The Art of Our Understanding

Ah, the ongoing great battle between whether something is an 'art', a 'science' or 'engineering'. Geeks, more than anyone else, love to fight this one out.

I read Knuth's take, hiding over at Paul Graham's site:

I find that his definition for the word art is a huge let down. Art, in the way he writes about it, is really just the unstructured act of doing anything. If it ain't organized, then it must be art.

That, as history shows, is a reasonable use of the word, but it is depressingly cold. It is so because there are more dimensions to human existence than just being. We straddle these wonderful worlds of emotion and thought, sitting on the fence in between.

Our emotions form primitive reactions to the world around us. They are, in all sense, the very opposite of logical thought. They drive us to do crazy and irrational things.

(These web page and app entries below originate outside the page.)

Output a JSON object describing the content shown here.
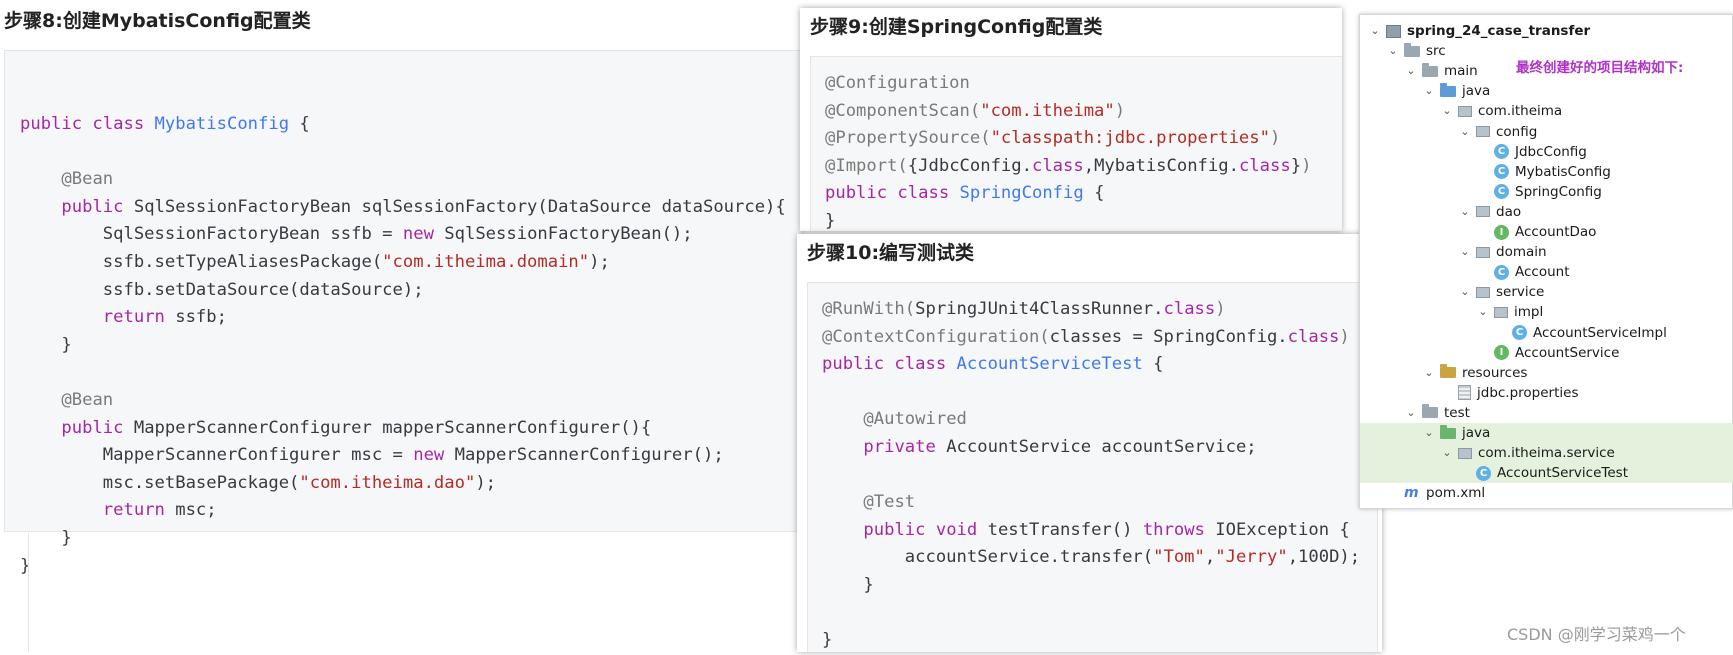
{
  "step8": {
    "heading": "步骤8:创建MybatisConfig配置类",
    "code": [
      [
        [
          "k",
          "public class "
        ],
        [
          "t",
          "MybatisConfig"
        ],
        [
          "p",
          " {"
        ]
      ],
      [],
      [
        [
          "p",
          "    "
        ],
        [
          "a",
          "@Bean"
        ]
      ],
      [
        [
          "p",
          "    "
        ],
        [
          "k",
          "public "
        ],
        [
          "p",
          "SqlSessionFactoryBean sqlSessionFactory(DataSource dataSource){"
        ]
      ],
      [
        [
          "p",
          "        SqlSessionFactoryBean ssfb = "
        ],
        [
          "k",
          "new "
        ],
        [
          "p",
          "SqlSessionFactoryBean();"
        ]
      ],
      [
        [
          "p",
          "        ssfb.setTypeAliasesPackage("
        ],
        [
          "s",
          "\"com.itheima.domain\""
        ],
        [
          "p",
          ");"
        ]
      ],
      [
        [
          "p",
          "        ssfb.setDataSource(dataSource);"
        ]
      ],
      [
        [
          "p",
          "        "
        ],
        [
          "k",
          "return "
        ],
        [
          "p",
          "ssfb;"
        ]
      ],
      [
        [
          "p",
          "    }"
        ]
      ],
      [],
      [
        [
          "p",
          "    "
        ],
        [
          "a",
          "@Bean"
        ]
      ],
      [
        [
          "p",
          "    "
        ],
        [
          "k",
          "public "
        ],
        [
          "p",
          "MapperScannerConfigurer mapperScannerConfigurer(){"
        ]
      ],
      [
        [
          "p",
          "        MapperScannerConfigurer msc = "
        ],
        [
          "k",
          "new "
        ],
        [
          "p",
          "MapperScannerConfigurer();"
        ]
      ],
      [
        [
          "p",
          "        msc.setBasePackage("
        ],
        [
          "s",
          "\"com.itheima.dao\""
        ],
        [
          "p",
          ");"
        ]
      ],
      [
        [
          "p",
          "        "
        ],
        [
          "k",
          "return "
        ],
        [
          "p",
          "msc;"
        ]
      ],
      [
        [
          "p",
          "    }"
        ]
      ],
      [
        [
          "p",
          "}"
        ]
      ]
    ]
  },
  "step9": {
    "heading": "步骤9:创建SpringConfig配置类",
    "code": [
      [
        [
          "a",
          "@Configuration"
        ]
      ],
      [
        [
          "a",
          "@ComponentScan("
        ],
        [
          "s",
          "\"com.itheima\""
        ],
        [
          "a",
          ")"
        ]
      ],
      [
        [
          "a",
          "@PropertySource("
        ],
        [
          "s",
          "\"classpath:jdbc.properties\""
        ],
        [
          "a",
          ")"
        ]
      ],
      [
        [
          "a",
          "@Import("
        ],
        [
          "p",
          "{JdbcConfig."
        ],
        [
          "k",
          "class"
        ],
        [
          "p",
          ",MybatisConfig."
        ],
        [
          "k",
          "class"
        ],
        [
          "p",
          "}"
        ],
        [
          "a",
          ")"
        ]
      ],
      [
        [
          "k",
          "public class "
        ],
        [
          "t",
          "SpringConfig"
        ],
        [
          "p",
          " {"
        ]
      ],
      [
        [
          "p",
          "}"
        ]
      ]
    ]
  },
  "step10": {
    "heading": "步骤10:编写测试类",
    "code": [
      [
        [
          "a",
          "@RunWith("
        ],
        [
          "p",
          "SpringJUnit4ClassRunner."
        ],
        [
          "k",
          "class"
        ],
        [
          "a",
          ")"
        ]
      ],
      [
        [
          "a",
          "@ContextConfiguration("
        ],
        [
          "p",
          "classes = SpringConfig."
        ],
        [
          "k",
          "class"
        ],
        [
          "a",
          ")"
        ]
      ],
      [
        [
          "k",
          "public class "
        ],
        [
          "t",
          "AccountServiceTest"
        ],
        [
          "p",
          " {"
        ]
      ],
      [],
      [
        [
          "p",
          "    "
        ],
        [
          "a",
          "@Autowired"
        ]
      ],
      [
        [
          "p",
          "    "
        ],
        [
          "k",
          "private "
        ],
        [
          "p",
          "AccountService accountService;"
        ]
      ],
      [],
      [
        [
          "p",
          "    "
        ],
        [
          "a",
          "@Test"
        ]
      ],
      [
        [
          "p",
          "    "
        ],
        [
          "k",
          "public void "
        ],
        [
          "p",
          "testTransfer() "
        ],
        [
          "k",
          "throws "
        ],
        [
          "p",
          "IOException {"
        ]
      ],
      [
        [
          "p",
          "        accountService.transfer("
        ],
        [
          "s",
          "\"Tom\""
        ],
        [
          "p",
          ","
        ],
        [
          "s",
          "\"Jerry\""
        ],
        [
          "p",
          ",100D);"
        ]
      ],
      [
        [
          "p",
          "    }"
        ]
      ],
      [],
      [
        [
          "p",
          "}"
        ]
      ]
    ]
  },
  "tree": {
    "note": "最终创建好的项目结构如下:",
    "items": [
      {
        "label": "spring_24_case_transfer",
        "icon": "project-icon",
        "depth": 0,
        "expand": true,
        "bold": true
      },
      {
        "label": "src",
        "icon": "folder-icon",
        "depth": 1,
        "expand": true
      },
      {
        "label": "main",
        "icon": "folder-icon",
        "depth": 2,
        "expand": true
      },
      {
        "label": "java",
        "icon": "source-folder-icon",
        "depth": 3,
        "expand": true
      },
      {
        "label": "com.itheima",
        "icon": "package-icon",
        "depth": 4,
        "expand": true
      },
      {
        "label": "config",
        "icon": "package-icon",
        "depth": 5,
        "expand": true
      },
      {
        "label": "JdbcConfig",
        "icon": "class-icon",
        "depth": 6
      },
      {
        "label": "MybatisConfig",
        "icon": "class-icon",
        "depth": 6
      },
      {
        "label": "SpringConfig",
        "icon": "class-icon",
        "depth": 6
      },
      {
        "label": "dao",
        "icon": "package-icon",
        "depth": 5,
        "expand": true
      },
      {
        "label": "AccountDao",
        "icon": "interface-icon",
        "depth": 6
      },
      {
        "label": "domain",
        "icon": "package-icon",
        "depth": 5,
        "expand": true
      },
      {
        "label": "Account",
        "icon": "class-icon",
        "depth": 6
      },
      {
        "label": "service",
        "icon": "package-icon",
        "depth": 5,
        "expand": true
      },
      {
        "label": "impl",
        "icon": "package-icon",
        "depth": 6,
        "expand": true
      },
      {
        "label": "AccountServiceImpl",
        "icon": "class-icon",
        "depth": 7
      },
      {
        "label": "AccountService",
        "icon": "interface-icon",
        "depth": 6
      },
      {
        "label": "resources",
        "icon": "resources-folder-icon",
        "depth": 3,
        "expand": true
      },
      {
        "label": "jdbc.properties",
        "icon": "properties-file-icon",
        "depth": 4
      },
      {
        "label": "test",
        "icon": "folder-icon",
        "depth": 2,
        "expand": true
      },
      {
        "label": "java",
        "icon": "test-folder-icon",
        "depth": 3,
        "expand": true,
        "selected": true
      },
      {
        "label": "com.itheima.service",
        "icon": "package-icon",
        "depth": 4,
        "expand": true,
        "selected": true
      },
      {
        "label": "AccountServiceTest",
        "icon": "class-icon",
        "depth": 5,
        "selected": true
      },
      {
        "label": "pom.xml",
        "icon": "maven-icon",
        "depth": 1
      }
    ]
  },
  "watermark": "CSDN @刚学习菜鸡一个",
  "colors": {
    "keyword": "#a626a4",
    "type": "#4078f2",
    "string": "#b52b25",
    "annotation": "#7a7a7a",
    "note": "#b030c8"
  }
}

It's not hard to guess that we're actually in the process of evolving from primal emotional creatures to higher forms of logical entities. These days we're caught in the middle. We can be rational and think our way out of the problems, but we can also succumb to crazy emotional responses. This leads to a duality in our perspective. The natural order of things, is an emotional sense, with its rules about the survival of the species. Our intellectual order, is about higher values such as justice and fair-play. Abstract concepts that seem out of place in the real world.

It is emotion, I truly believe, that when rendered into a tangible form sets some constructive act apart from the others. A building houses us, but a majestic one takes our breath away. A graphic designer makes pretty images, but a great painter endows them with that full sense of being. A singer might belt out the notes in tune, but a talented musician can bring tears to our eyes. Any person can stand up and say a dialog, but an actor makes us believe that they feeling it.

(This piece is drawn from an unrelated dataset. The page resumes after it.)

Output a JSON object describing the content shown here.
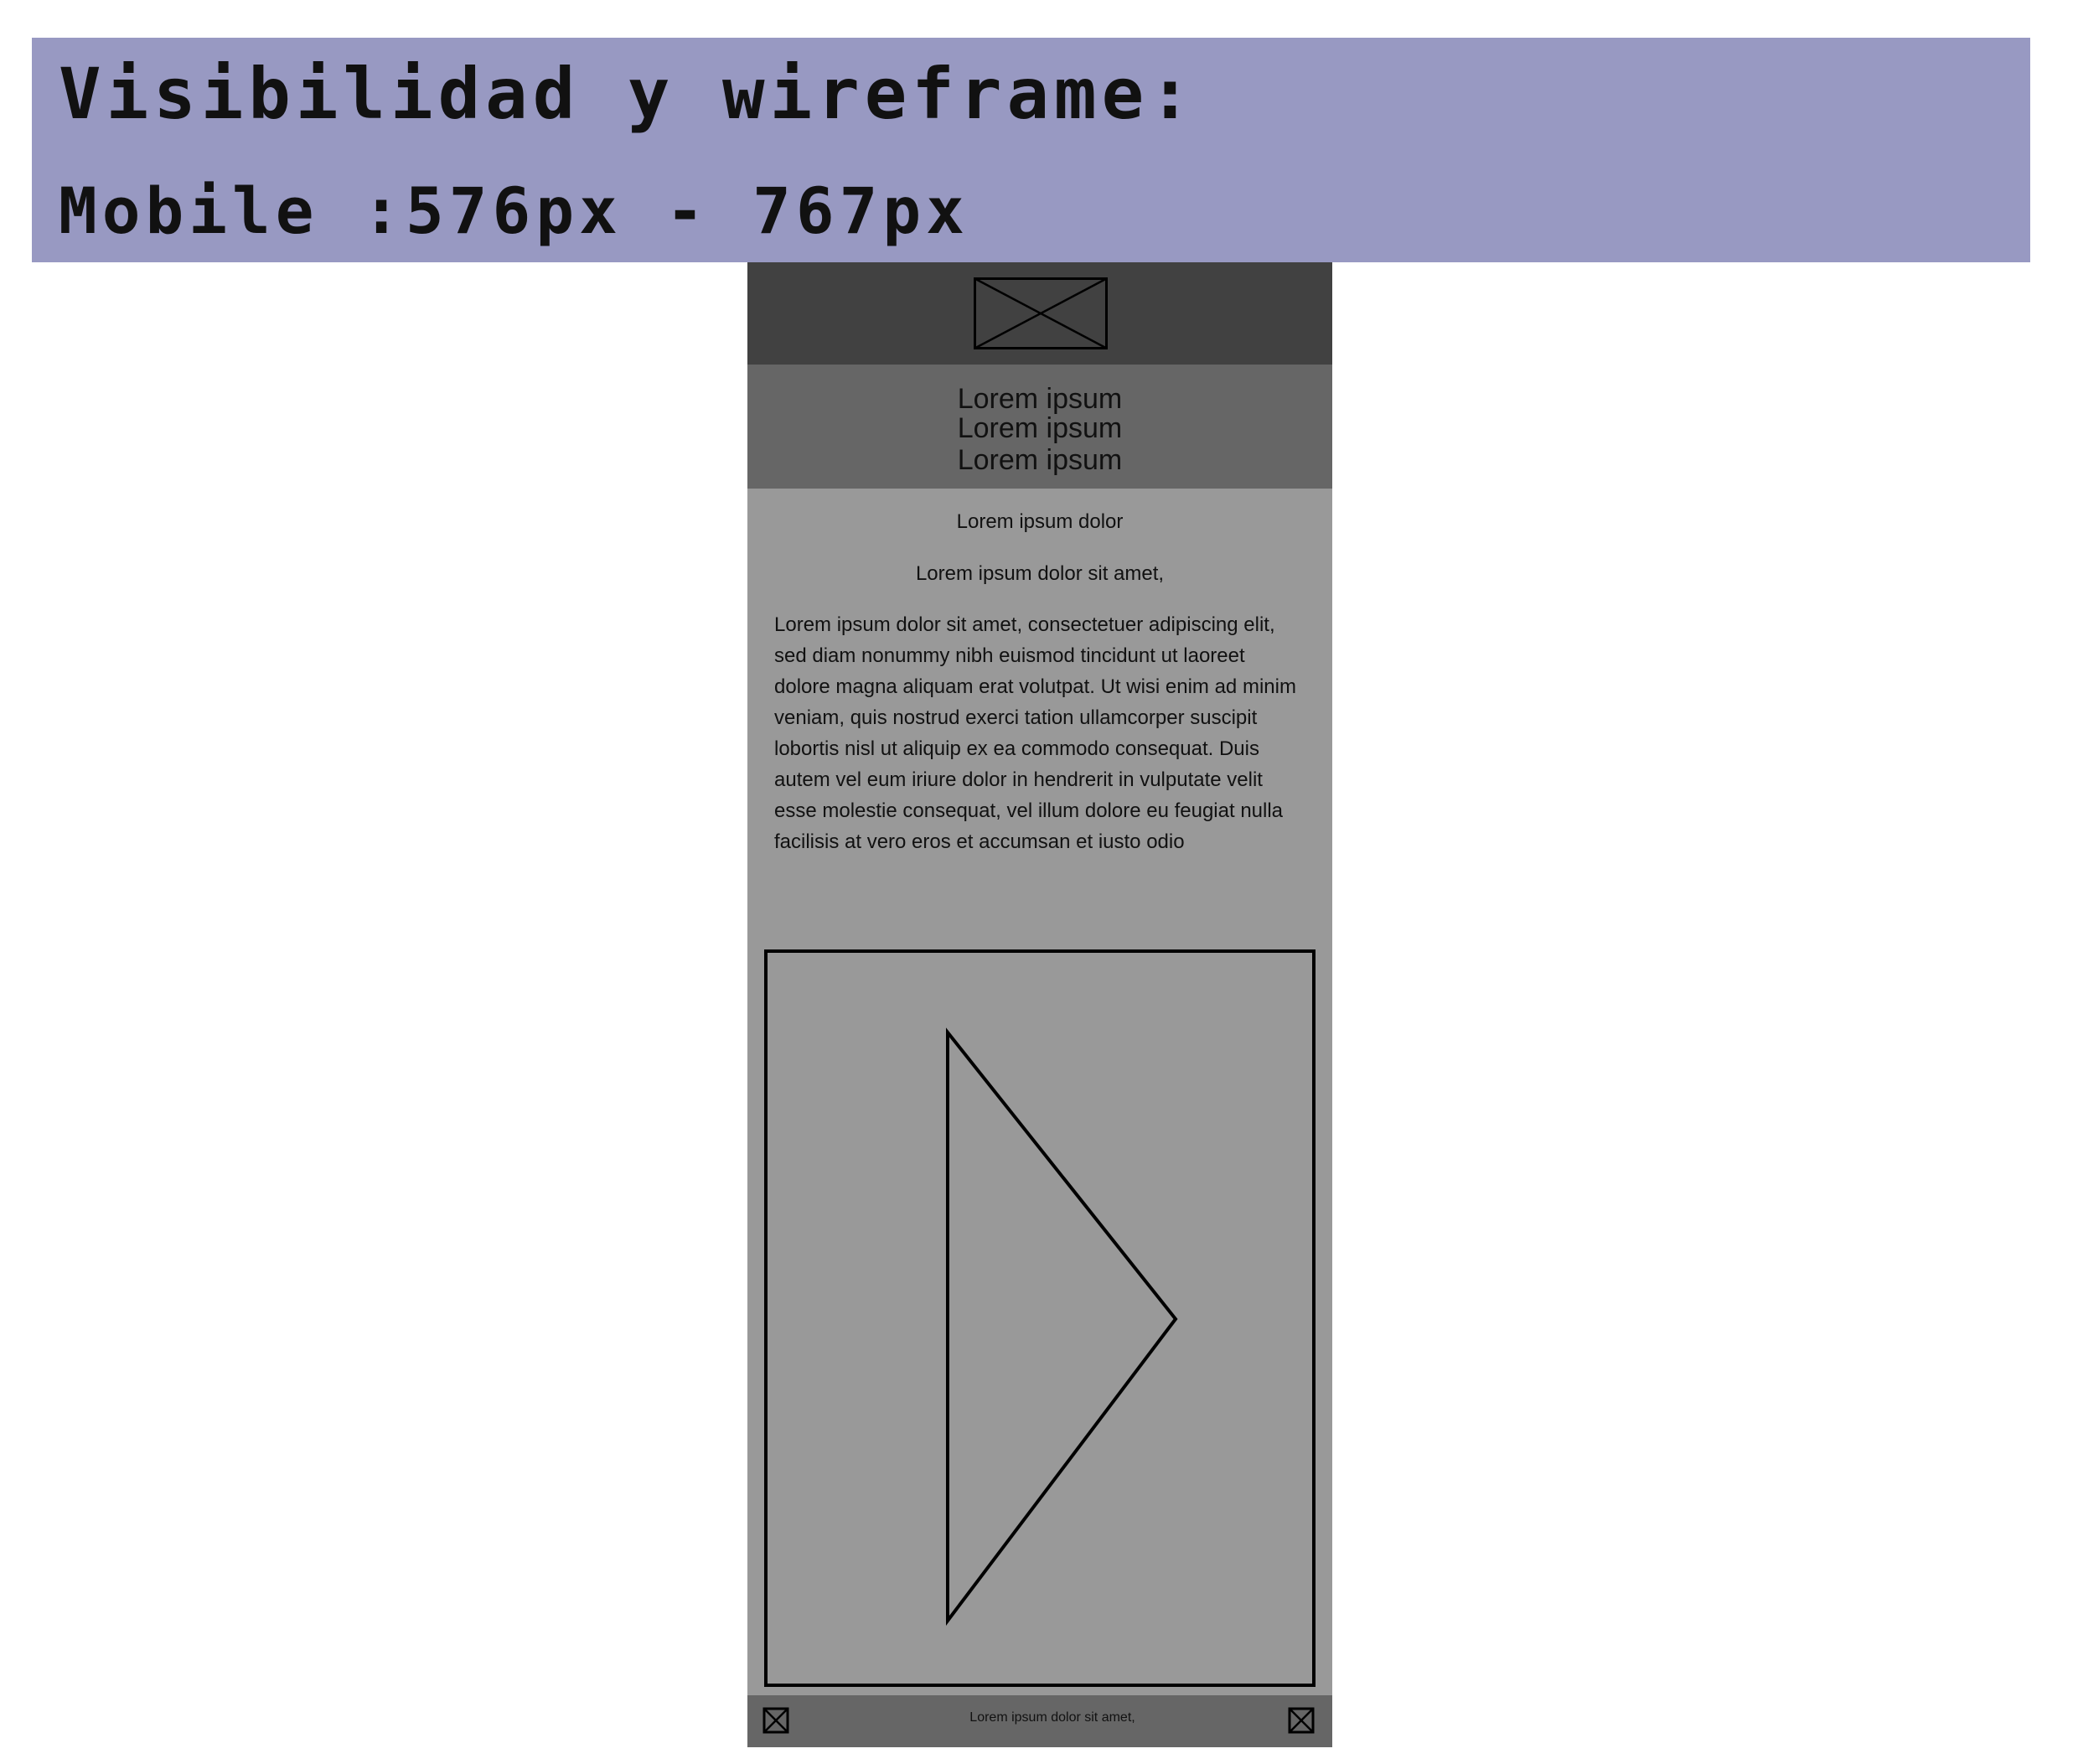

Again, and again the differences come down to how various people have crossed beyond just an act, and have found some indescribable way to add emotional context to their work. They touch us at our very core. They reach out to our primitive side.

And, to make it even more interesting, because it is some low-level reactive nature within us, it is virtually impossible to wrap it in a logical foundation. You can not say it, teach it, or pass it on in any concrete manner. It must be felt to be understood, and experienced to be copied. It is beyond our rational thought.

The problem with Knuth's practical definition for the word 'art', is that it does not distinguish between those things that just are, and those that have gone well beyond. It makes it reasonable to talk about the 'art of knitting a sweater' for instance. While that does pay homage to the skill required to actually do the work, it indirectly puts the sweater along side great classic works. Works that inspire emotion in ways that a sweater never could.

Personally, I think the term art, when it is applied in the narrower modern context should only refer to those things that connect with us on an emotional level. We need to distinguish between ordinary stuff, and those great works that enlighten us in some ethereal way. If we use one term for both, we will quickly lose all of our art in a sea of pretty pictures, and that would be sad.

There is something that should be appreciated in people using their skills to create things in an unstructured manner, but it is a rather common event. It happens all the time, all over the world. Artisans craft wares, artists create masterpieces. Art, at least in the sense that I mean it, is a rare and wondrous event. We lose some of ourselves when we fail to recognize that.